The number needed is how many lines of the data hold the string "what". Give that number and nothing more.

○ ○ ○ ○ ○

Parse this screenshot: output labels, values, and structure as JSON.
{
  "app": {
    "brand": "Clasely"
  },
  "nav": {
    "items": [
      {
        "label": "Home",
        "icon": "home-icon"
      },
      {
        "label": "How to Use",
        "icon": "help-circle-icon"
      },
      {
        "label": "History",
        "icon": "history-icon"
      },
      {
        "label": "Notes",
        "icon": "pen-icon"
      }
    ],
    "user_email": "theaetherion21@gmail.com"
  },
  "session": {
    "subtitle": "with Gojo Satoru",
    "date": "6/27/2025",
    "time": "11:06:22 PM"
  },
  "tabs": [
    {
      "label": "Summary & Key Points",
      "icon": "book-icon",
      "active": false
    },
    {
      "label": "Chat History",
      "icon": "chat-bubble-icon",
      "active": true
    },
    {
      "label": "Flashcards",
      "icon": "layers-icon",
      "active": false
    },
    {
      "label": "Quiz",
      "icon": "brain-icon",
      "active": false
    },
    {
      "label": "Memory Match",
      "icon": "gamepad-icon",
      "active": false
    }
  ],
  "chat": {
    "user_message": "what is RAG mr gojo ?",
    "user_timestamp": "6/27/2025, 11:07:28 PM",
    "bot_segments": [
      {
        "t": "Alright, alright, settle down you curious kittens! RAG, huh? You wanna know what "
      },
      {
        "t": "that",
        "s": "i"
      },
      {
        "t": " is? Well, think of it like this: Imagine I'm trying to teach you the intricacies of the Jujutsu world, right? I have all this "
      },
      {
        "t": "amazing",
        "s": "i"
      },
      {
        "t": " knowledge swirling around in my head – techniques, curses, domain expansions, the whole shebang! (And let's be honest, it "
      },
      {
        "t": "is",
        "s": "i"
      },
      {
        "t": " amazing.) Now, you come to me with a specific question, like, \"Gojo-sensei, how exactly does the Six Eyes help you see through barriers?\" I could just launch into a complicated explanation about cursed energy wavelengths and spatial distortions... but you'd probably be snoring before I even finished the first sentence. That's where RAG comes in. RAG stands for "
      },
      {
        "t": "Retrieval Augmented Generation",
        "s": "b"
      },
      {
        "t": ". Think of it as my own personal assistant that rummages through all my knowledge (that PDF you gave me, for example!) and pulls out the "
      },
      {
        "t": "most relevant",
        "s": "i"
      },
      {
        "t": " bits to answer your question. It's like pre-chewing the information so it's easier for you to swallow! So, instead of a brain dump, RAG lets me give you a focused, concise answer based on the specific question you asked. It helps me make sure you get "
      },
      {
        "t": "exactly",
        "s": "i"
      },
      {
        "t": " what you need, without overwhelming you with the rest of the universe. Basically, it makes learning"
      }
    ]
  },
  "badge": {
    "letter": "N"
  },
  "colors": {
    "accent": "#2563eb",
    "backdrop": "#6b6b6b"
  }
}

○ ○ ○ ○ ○

- _EXERCISE ANSWER_
3